At least six persons were killed and 15 injured in three explosions carried out by terrorists outside a court in Pakistan's Khyber Pakhtunkhwa province on Tuesday.
Security forces killed three suicide attackers outside the court in Khyber Pakhtunkhwa's Charsadda district, police said.
The three attackers attempted to enter the court premises in Tangi town through the main gate. They opened fire and threw grenades, prompting retaliatory fire by security forces deployed there.
One of the bombers detonated his suicide vest at the court's main gate while police shot and killed the two other assailants, according to the district police chief, Sohail Khalid. The other two also wore suicide vests but had not managed to set them off before being gunned down.
Khalid said 15 people were wounded in the attack and taken to hospital.
Some reports said a lawyer was among the dead and that up to 17 persons were injured. Meanwhile, Urdu TV channel Abb Takk said the injured included five policemen, Xinhua news agency reported.
The Pakistani Taliban breakaway Jamaat-ul-Ahrar claimed responsibility for Tuesday's attack in a text message sent to an Associated Press reporter.
The terrorists resorted to indiscriminate firing after the blasts in Tangi town of Charsadda district, police said. Gunfire was heard after one of the blasts near the gate of a sessions court located at Tangi Bazaar, Pakistani media reported.
Deputy Commissioner of Charsadda said judges and lawyers were safe. He said due to tight security the bombers could not enter the court, but had they been successful in entering the premises it "would have been a catastrophe". A search and rescue operation was underway, he added.
Up to 10 ambulances were rushed to Charsadda from Peshawar, approximately 30 kilometres away, where the Lady Reading Hospital was put on high alert. Security forces and police personnel have cordoned off the area. Deputy Commissioner of Charsadda said security has been put on high alert.

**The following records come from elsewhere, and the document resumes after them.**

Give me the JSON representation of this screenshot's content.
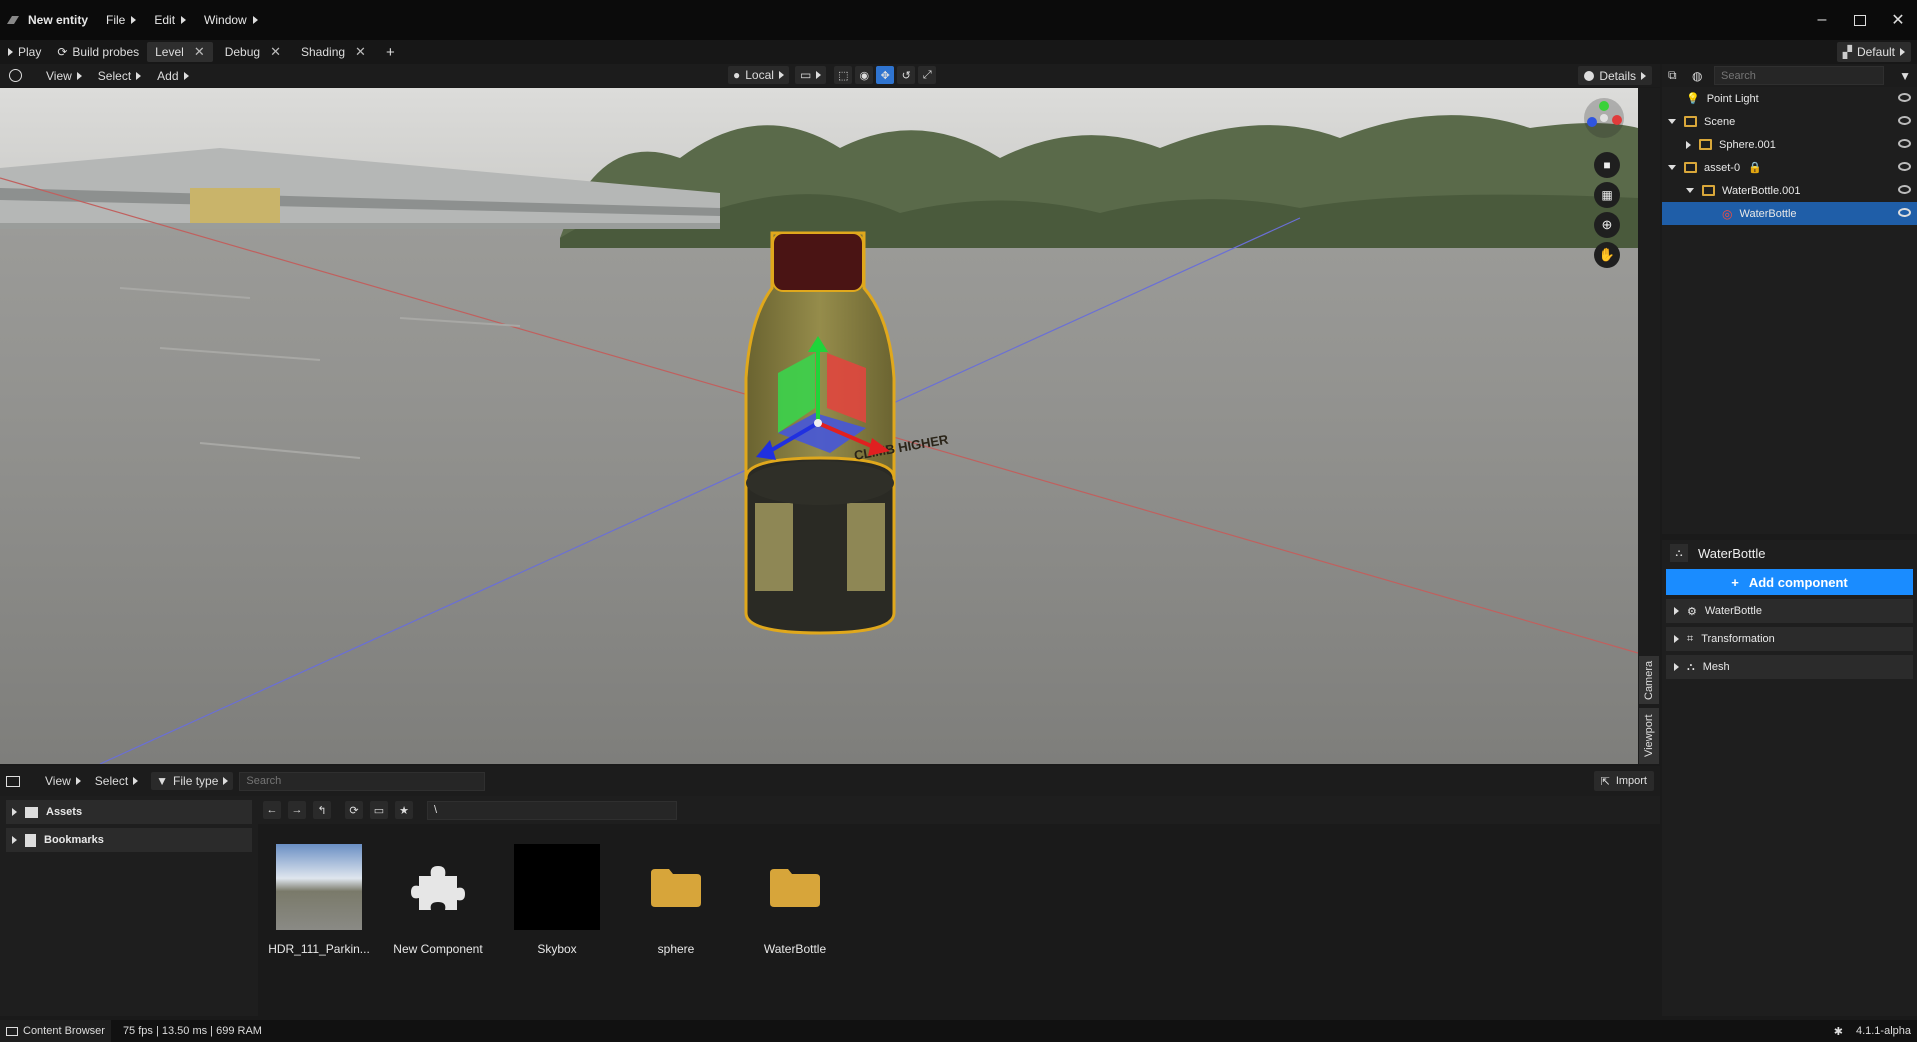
{
  "titlebar": {
    "app_title": "New entity",
    "menus": [
      "File",
      "Edit",
      "Window"
    ]
  },
  "tabbar": {
    "play_label": "Play",
    "build_probes_label": "Build probes",
    "tabs": [
      "Level",
      "Debug",
      "Shading"
    ],
    "add_tab": "+",
    "layout_label": "Default"
  },
  "viewport_toolbar": {
    "view": "View",
    "select": "Select",
    "add": "Add",
    "space": "Local",
    "details": "Details"
  },
  "viewport": {
    "side_tabs": [
      "Camera",
      "Viewport"
    ],
    "bottle_label": "CLIMB HIGHER"
  },
  "hierarchy": {
    "search_placeholder": "Search",
    "items": [
      {
        "label": "Point Light",
        "type": "light"
      },
      {
        "label": "Scene",
        "type": "folder"
      },
      {
        "label": "Sphere.001",
        "type": "folder"
      },
      {
        "label": "asset-0",
        "type": "folder",
        "locked": true
      },
      {
        "label": "WaterBottle.001",
        "type": "folder"
      },
      {
        "label": "WaterBottle",
        "type": "mesh",
        "selected": true
      }
    ]
  },
  "properties": {
    "entity_name": "WaterBottle",
    "add_component_label": "Add component",
    "sections": [
      "WaterBottle",
      "Transformation",
      "Mesh"
    ],
    "accent": "#1a8cff"
  },
  "content_browser": {
    "view": "View",
    "select": "Select",
    "file_type": "File type",
    "search_placeholder": "Search",
    "import_label": "Import",
    "path": "\\",
    "tree": [
      "Assets",
      "Bookmarks"
    ],
    "items": [
      {
        "label": "HDR_111_Parkin...",
        "kind": "hdr"
      },
      {
        "label": "New Component",
        "kind": "component"
      },
      {
        "label": "Skybox",
        "kind": "skybox"
      },
      {
        "label": "sphere",
        "kind": "folder"
      },
      {
        "label": "WaterBottle",
        "kind": "folder"
      }
    ]
  },
  "statusbar": {
    "tab_label": "Content Browser",
    "stats": "75 fps | 13.50 ms | 699 RAM",
    "version": "4.1.1-alpha"
  }
}
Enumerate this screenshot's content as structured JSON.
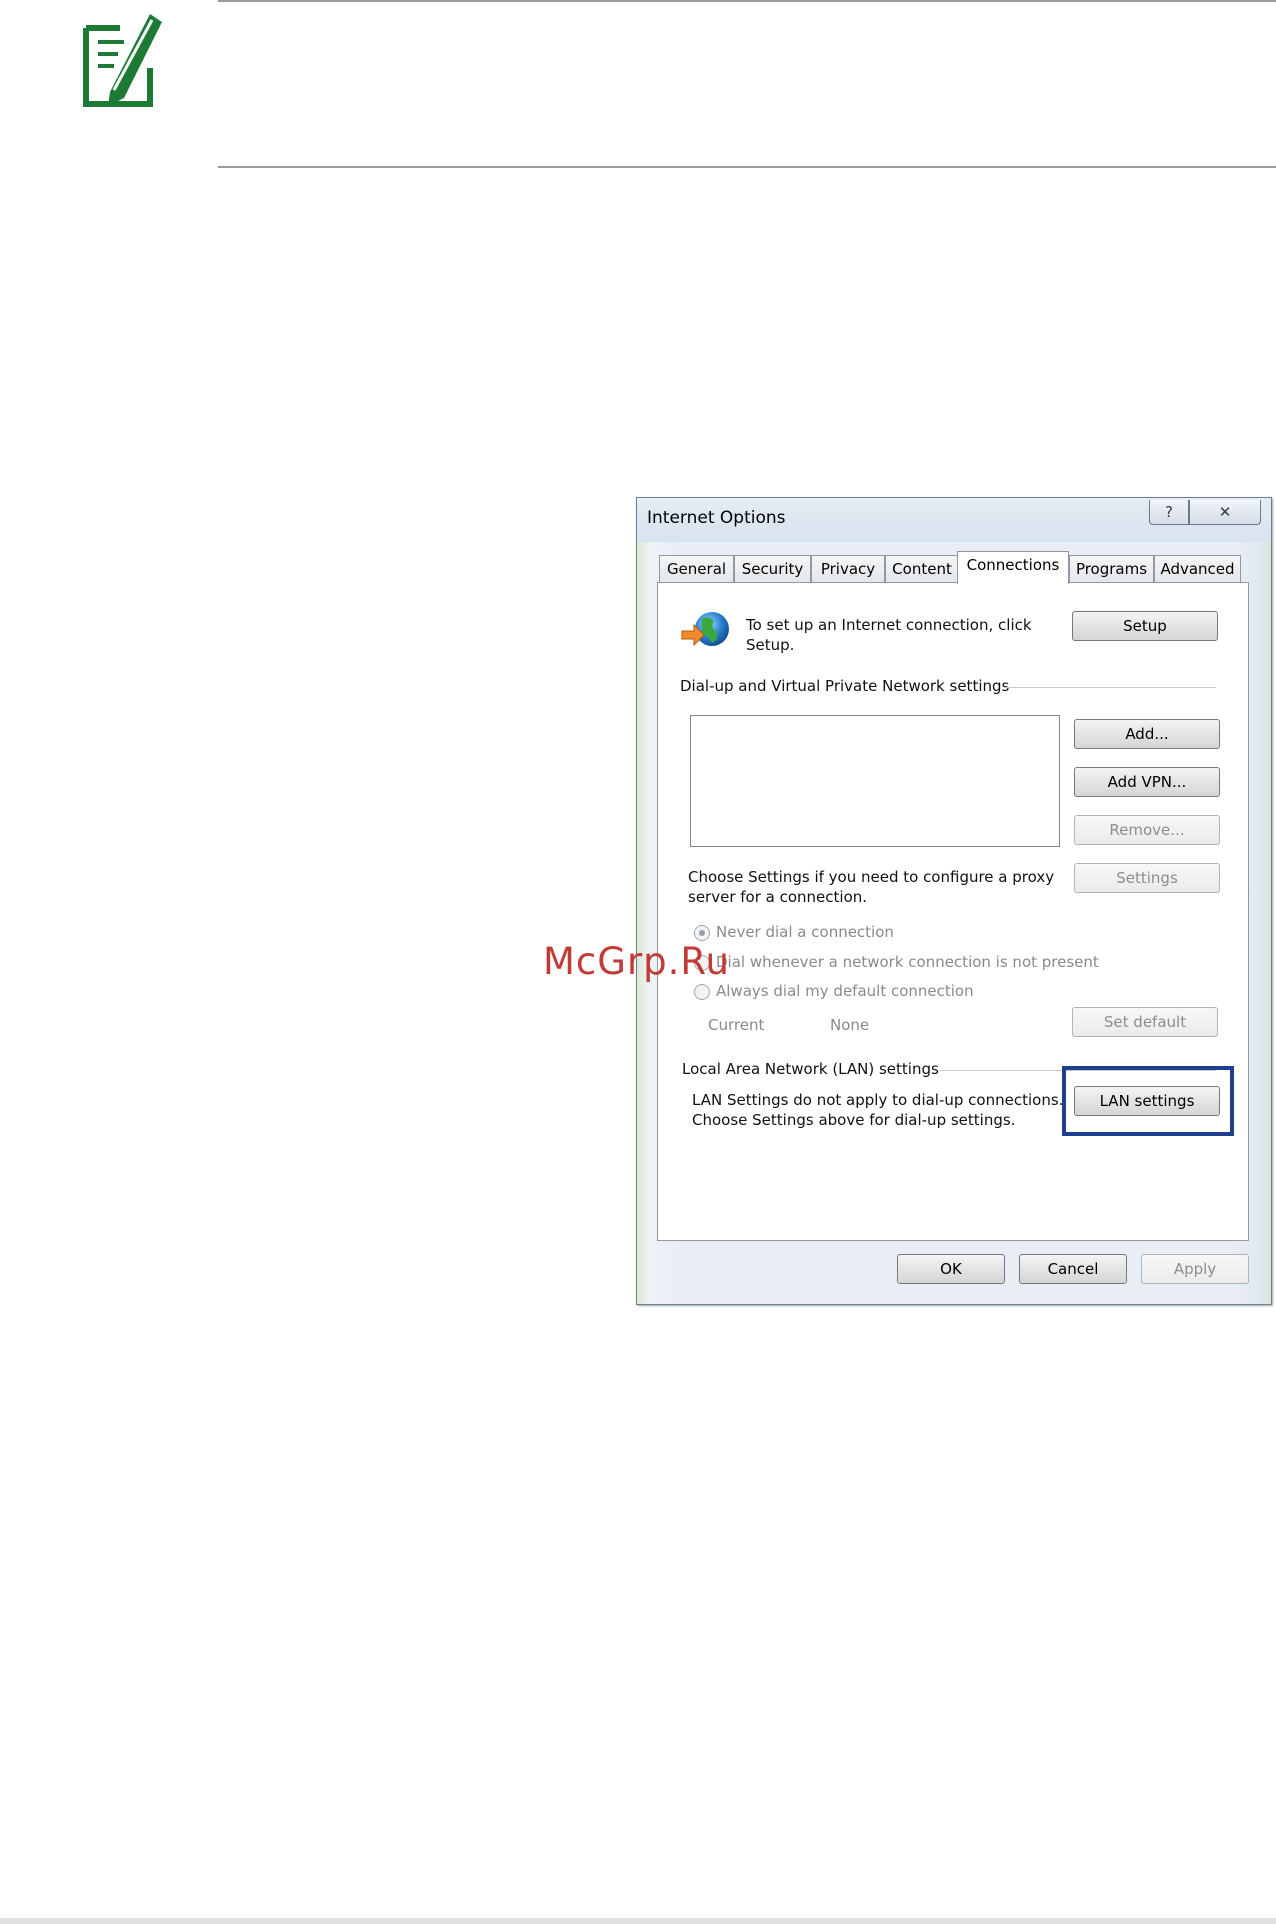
{
  "dialog": {
    "title": "Internet Options",
    "help_glyph": "?",
    "close_glyph": "✕",
    "tabs": [
      {
        "label": "General"
      },
      {
        "label": "Security"
      },
      {
        "label": "Privacy"
      },
      {
        "label": "Content"
      },
      {
        "label": "Connections"
      },
      {
        "label": "Programs"
      },
      {
        "label": "Advanced"
      }
    ],
    "setup_text_line1": "To set up an Internet connection, click",
    "setup_text_line2": "Setup.",
    "setup_button": "Setup",
    "dialup_heading": "Dial-up and Virtual Private Network settings",
    "add_button": "Add...",
    "add_vpn_button": "Add VPN...",
    "remove_button": "Remove...",
    "proxy_text_line1": "Choose Settings if you need to configure a proxy",
    "proxy_text_line2": "server for a connection.",
    "settings_button": "Settings",
    "radio_never": "Never dial a connection",
    "radio_whenever": "Dial whenever a network connection is not present",
    "radio_always": "Always dial my default connection",
    "current_label": "Current",
    "current_value": "None",
    "set_default_button": "Set default",
    "lan_heading": "Local Area Network (LAN) settings",
    "lan_text_line1": "LAN Settings do not apply to dial-up connections.",
    "lan_text_line2": "Choose Settings above for dial-up settings.",
    "lan_settings_button": "LAN settings",
    "ok_button": "OK",
    "cancel_button": "Cancel",
    "apply_button": "Apply"
  },
  "watermark": "McGrp.Ru",
  "colors": {
    "note_icon": "#1d7a35",
    "highlight_box": "#1f3f8f",
    "watermark": "#c23a36"
  }
}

Pakistan Tehreek-e-Insaf member Shaukat Yousufzai said the militants came from Mohmand Agency.
The Dawn quoted witnesses as saying that the remains of the bombers were lying along with their explosives and ammunition.
The latest attack came as security has been tightened across Pakistan after a recent wave of terrorist strikes killed more than 100 people and wounding hundreds. The brazen suicide bombings have been claimed by various Islamic militant groups, including the breakaway Taliban faction.
In one of the attacks last week, dozens of worshippers gathered at a famed Sufi shrine were killed when an Islamic State suicide bomber walked into the shrine's main hall in the southern Sindh province and detonated his explosives on Thursday. The death toll from that attack has since risen to 90.
The shrine bombing prompted a countrywide crackdown by security forces targeting militants and their hideouts.
A suicide bomber had struck a local court in Charsadda's Shabqadar area last year in March, killing 17 people.
Pakistan has been at war with Islamic militants for more than a decade. In recent years it has launched major offensives against militant strongholds in the tribal regions along the border with Afghanistan, but insurgents have continued to carry out attacks elsewhere in the country.
With inputs from agencies.
Updated Date: Feb 21, 2017 15:01 PM